“The first time I tried it, I was at the Botanical in Melbourne, where you can buy wine from the store and drink it in the restaurant for the retail price, which I hadn’t come across in Perth. So, we bought this bottle of 1995 Grand Cru, and it was quite affordable given we got to drink it in a dining environment. That was the start of an expensive love affair with Burgundy, which continued until I had children and had to spend money on other things.”
“The first time I drank this gamay was in Melbourne at City Wine Shop, and I was excited to see it on the list because I’d heard about it and wanted to try it. As soon as I did, I knew I needed more of it in my life. They make such a small amount, so any time I see this gamay, no matter where I am, I’ll buy it. It’s beautifully concentrated, clean, complex and consistent.”
For this finalist of the 2019 Sommeliers Australia Education Scholarship and wine team member of Marion in Melbourne, the most significant bottles she has sampled came with a lesson.
2005 Moortangi Cambrian Shiraz
“I came across this wine at my first ‘real’ restaurant job at Bloodwood [in Sydney]. I was so green, I’d only just learned the difference between shiraz and pinot noir! I remember trying every bottle on the wine list, and all of the reds tasted like what I knew red wine to taste like – except for this shiraz. It had so much body, dark fruit and spice – it wasn’t a fruit bomb either, and it had some savouriness. This wine was an ‘a-ha’ moment.”
“My Kiwi mates gifted me this Central Otago pinot as a thank you for dog-sitting, and I drank it with my housemates over dinner one night, blissfully unaware of the prestige and quality of this label. I was taken aback by how excellent it was – packed full of flavour yet also seamlessly elegant. It was one of the first times I stopped mid-glass to remind myself to savour what I was drinking. The friends who gave it to me later explained it was from one of the most reputable wineries in Otago.”
“This was another gift, organised by a dear friend for my 30th birthday at Eleven Madison Park in New York. We’d booked the tasting menu and planned to do the wine pairing as well – it was all prepaid and prearranged. Unbeknown to me, this friend organised for this Champagne to be served on arrival, and we ended up drinking this with all seven courses! I was surprised how few times the wine jarred with the food, and also made me understand the connection people have with Champagne on an emotional level.”
“Brave Souls Wine is a collaboration with Simon Cowham and Corey Ryan of Sons of Eden – I source the fruit from them and use their winery, and I really think I found the two most amazing mentors on this very first project by having people on my side who support me along the way. When you suddenly start making wine for yourself, it’s very different, so it’s really important you have the right people with the right mindset. I’ve been very lucky with these guys.
With Brave Souls Wine, I make three wines – a riesling, shiraz and a grenache shiraz mourvedre [the debut releases scored 95, 96 and 96 respectively in the 2019 Halliday Wine Companion]. I’m trying to make something that’s fun to drink, but that also underlines the terroir.
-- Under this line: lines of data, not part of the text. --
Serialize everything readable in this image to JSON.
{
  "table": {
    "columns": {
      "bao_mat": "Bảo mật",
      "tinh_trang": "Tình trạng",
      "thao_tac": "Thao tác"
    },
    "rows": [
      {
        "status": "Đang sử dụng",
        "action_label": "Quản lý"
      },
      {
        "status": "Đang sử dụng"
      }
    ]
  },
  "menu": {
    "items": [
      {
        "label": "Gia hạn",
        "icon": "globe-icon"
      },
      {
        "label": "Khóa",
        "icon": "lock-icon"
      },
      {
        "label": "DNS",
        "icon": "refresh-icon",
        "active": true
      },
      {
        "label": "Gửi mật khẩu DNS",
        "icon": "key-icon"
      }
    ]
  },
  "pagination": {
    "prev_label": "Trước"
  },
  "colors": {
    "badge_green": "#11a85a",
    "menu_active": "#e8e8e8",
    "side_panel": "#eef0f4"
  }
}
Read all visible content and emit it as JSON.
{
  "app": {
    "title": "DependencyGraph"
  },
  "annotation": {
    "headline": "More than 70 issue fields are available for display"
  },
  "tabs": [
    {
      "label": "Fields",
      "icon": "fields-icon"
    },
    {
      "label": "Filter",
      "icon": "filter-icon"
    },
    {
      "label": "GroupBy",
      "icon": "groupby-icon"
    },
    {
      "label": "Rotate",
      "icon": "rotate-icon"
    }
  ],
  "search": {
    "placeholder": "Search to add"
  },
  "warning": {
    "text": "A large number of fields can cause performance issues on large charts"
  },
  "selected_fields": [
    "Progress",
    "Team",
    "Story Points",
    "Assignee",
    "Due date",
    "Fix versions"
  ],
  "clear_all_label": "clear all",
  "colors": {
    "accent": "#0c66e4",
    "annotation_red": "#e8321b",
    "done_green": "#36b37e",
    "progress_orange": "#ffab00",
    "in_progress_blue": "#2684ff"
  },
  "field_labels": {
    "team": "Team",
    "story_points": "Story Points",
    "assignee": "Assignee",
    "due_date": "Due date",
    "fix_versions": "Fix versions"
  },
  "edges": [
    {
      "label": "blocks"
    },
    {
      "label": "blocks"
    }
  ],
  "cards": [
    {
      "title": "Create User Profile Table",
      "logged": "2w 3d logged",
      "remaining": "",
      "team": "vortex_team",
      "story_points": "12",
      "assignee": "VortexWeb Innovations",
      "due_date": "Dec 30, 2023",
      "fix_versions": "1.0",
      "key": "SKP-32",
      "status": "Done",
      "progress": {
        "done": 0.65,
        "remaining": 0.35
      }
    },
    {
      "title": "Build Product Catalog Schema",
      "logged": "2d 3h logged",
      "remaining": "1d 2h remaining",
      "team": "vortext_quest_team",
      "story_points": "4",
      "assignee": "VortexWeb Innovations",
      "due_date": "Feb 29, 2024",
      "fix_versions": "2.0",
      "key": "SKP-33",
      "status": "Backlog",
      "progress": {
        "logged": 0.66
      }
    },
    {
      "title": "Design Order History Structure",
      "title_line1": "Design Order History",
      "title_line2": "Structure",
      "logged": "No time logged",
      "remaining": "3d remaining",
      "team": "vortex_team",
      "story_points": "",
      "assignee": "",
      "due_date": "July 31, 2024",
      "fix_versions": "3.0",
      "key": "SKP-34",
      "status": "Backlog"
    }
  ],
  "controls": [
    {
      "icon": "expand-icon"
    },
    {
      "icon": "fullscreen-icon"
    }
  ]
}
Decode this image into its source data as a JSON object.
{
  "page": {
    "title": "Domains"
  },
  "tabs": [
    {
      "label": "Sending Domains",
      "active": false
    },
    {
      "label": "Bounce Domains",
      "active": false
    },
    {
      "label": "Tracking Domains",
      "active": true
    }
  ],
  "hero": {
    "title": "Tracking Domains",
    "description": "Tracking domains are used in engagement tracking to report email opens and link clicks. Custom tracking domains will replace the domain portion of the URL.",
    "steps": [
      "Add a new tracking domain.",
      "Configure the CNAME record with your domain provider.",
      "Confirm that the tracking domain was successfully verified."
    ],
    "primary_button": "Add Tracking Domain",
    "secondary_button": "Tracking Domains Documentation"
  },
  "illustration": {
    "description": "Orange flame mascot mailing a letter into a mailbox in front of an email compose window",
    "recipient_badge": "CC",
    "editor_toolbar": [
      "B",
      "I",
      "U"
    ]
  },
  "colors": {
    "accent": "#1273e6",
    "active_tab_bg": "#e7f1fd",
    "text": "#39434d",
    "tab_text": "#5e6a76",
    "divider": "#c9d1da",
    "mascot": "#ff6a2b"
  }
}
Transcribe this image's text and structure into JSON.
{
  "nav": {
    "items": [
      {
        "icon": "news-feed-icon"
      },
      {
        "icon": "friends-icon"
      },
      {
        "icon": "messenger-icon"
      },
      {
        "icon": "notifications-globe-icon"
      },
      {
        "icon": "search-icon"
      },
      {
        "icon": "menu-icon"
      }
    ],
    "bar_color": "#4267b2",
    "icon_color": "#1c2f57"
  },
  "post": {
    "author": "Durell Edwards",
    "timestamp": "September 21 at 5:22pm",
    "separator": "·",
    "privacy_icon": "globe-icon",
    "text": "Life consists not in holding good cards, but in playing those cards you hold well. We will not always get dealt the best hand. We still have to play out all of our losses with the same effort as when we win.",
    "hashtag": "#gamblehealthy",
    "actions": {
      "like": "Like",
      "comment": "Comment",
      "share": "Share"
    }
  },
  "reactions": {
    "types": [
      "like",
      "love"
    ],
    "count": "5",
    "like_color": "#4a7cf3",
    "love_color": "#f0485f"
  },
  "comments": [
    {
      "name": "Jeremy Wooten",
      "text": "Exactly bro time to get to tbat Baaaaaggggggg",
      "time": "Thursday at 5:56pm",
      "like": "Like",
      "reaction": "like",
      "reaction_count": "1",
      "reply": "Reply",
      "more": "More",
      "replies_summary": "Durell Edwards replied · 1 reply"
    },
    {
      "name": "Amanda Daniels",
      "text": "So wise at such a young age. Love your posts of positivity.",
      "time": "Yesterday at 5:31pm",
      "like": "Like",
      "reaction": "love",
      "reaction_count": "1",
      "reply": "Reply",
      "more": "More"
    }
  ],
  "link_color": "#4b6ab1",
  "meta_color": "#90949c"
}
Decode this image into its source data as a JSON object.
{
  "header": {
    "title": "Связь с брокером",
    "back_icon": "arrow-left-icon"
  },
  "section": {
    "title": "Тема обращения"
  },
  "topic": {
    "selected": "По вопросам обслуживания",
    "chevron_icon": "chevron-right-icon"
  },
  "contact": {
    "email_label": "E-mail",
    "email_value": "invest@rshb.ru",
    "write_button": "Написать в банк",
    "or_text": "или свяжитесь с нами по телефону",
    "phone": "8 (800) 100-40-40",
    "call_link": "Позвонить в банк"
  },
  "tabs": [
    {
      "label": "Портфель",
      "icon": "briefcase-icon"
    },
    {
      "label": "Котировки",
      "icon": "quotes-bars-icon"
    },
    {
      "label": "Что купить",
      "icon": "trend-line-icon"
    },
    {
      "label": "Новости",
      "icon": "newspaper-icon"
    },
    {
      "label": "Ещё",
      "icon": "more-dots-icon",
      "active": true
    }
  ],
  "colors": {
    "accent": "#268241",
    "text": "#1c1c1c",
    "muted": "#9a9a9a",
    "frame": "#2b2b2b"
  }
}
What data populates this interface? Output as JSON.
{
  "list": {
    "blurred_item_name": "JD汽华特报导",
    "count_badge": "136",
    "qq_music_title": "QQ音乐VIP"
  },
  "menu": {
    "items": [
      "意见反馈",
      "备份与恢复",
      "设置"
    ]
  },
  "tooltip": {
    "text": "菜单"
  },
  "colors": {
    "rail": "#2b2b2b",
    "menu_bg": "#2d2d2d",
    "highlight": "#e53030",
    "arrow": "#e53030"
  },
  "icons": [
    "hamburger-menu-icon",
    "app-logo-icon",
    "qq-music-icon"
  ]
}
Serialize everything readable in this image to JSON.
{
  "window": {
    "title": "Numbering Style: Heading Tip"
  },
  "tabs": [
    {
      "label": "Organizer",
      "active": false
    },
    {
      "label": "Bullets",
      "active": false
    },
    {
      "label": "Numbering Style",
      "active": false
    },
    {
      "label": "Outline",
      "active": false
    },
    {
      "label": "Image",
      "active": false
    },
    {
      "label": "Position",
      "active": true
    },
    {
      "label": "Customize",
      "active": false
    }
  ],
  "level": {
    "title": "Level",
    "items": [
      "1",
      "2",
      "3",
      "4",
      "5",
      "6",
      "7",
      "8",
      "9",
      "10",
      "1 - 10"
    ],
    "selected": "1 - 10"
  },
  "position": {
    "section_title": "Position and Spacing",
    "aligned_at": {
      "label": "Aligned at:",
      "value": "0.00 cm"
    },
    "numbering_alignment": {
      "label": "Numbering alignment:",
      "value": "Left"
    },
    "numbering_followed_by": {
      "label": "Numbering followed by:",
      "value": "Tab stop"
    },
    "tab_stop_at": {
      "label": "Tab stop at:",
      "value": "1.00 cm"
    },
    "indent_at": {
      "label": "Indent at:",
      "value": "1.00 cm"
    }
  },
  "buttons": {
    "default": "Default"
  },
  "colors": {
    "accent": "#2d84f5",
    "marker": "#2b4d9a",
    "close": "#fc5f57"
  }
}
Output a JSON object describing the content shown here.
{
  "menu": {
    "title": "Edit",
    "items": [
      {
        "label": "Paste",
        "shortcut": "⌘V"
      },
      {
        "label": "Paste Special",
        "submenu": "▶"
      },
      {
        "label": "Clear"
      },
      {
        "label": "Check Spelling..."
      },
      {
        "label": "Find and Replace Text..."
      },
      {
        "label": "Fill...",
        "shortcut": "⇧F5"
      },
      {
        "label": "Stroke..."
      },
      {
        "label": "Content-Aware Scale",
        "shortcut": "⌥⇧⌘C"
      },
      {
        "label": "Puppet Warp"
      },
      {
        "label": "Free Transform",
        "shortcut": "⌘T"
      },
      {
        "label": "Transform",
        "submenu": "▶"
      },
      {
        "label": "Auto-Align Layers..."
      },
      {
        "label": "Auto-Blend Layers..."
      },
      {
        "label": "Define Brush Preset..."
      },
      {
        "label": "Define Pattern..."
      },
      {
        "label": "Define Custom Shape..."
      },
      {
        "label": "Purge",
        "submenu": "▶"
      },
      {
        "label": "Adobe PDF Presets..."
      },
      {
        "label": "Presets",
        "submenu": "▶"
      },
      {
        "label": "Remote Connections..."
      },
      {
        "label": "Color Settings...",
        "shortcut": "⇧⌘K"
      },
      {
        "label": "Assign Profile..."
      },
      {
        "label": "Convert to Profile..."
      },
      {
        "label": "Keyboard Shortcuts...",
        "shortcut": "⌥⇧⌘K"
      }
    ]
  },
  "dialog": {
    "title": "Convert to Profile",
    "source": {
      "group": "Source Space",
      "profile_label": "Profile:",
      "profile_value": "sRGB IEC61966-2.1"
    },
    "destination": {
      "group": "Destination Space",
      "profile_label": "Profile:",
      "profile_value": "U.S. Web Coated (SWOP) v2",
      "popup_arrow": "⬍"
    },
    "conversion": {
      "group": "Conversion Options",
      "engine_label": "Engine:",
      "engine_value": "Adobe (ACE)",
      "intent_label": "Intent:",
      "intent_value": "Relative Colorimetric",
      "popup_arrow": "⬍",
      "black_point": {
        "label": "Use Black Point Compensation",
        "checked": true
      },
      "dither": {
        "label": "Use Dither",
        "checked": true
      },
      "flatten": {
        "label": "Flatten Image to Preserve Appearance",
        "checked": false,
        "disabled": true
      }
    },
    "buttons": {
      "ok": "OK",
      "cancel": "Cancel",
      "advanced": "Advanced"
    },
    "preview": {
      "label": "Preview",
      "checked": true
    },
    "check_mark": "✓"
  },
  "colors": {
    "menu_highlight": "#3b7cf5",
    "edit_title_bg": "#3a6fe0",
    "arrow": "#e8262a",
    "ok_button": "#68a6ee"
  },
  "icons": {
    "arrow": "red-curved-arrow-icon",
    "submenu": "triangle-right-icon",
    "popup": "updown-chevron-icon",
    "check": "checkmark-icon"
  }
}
It’s not about putting just another wine out there, but something that represents the region in a beautiful way. It’s about having a wine that is pure and can bring people together to drink now, and not have to put it away for 20 years to understand it. I love to drink aged wines too, but isn’t it about being present and enjoying the wine in the moment? For now, I’m just concentrating on those three wines so I can focus on their quality. I want to keep it fun and enjoyable.”
International Women’s Day is celebrated on March 8.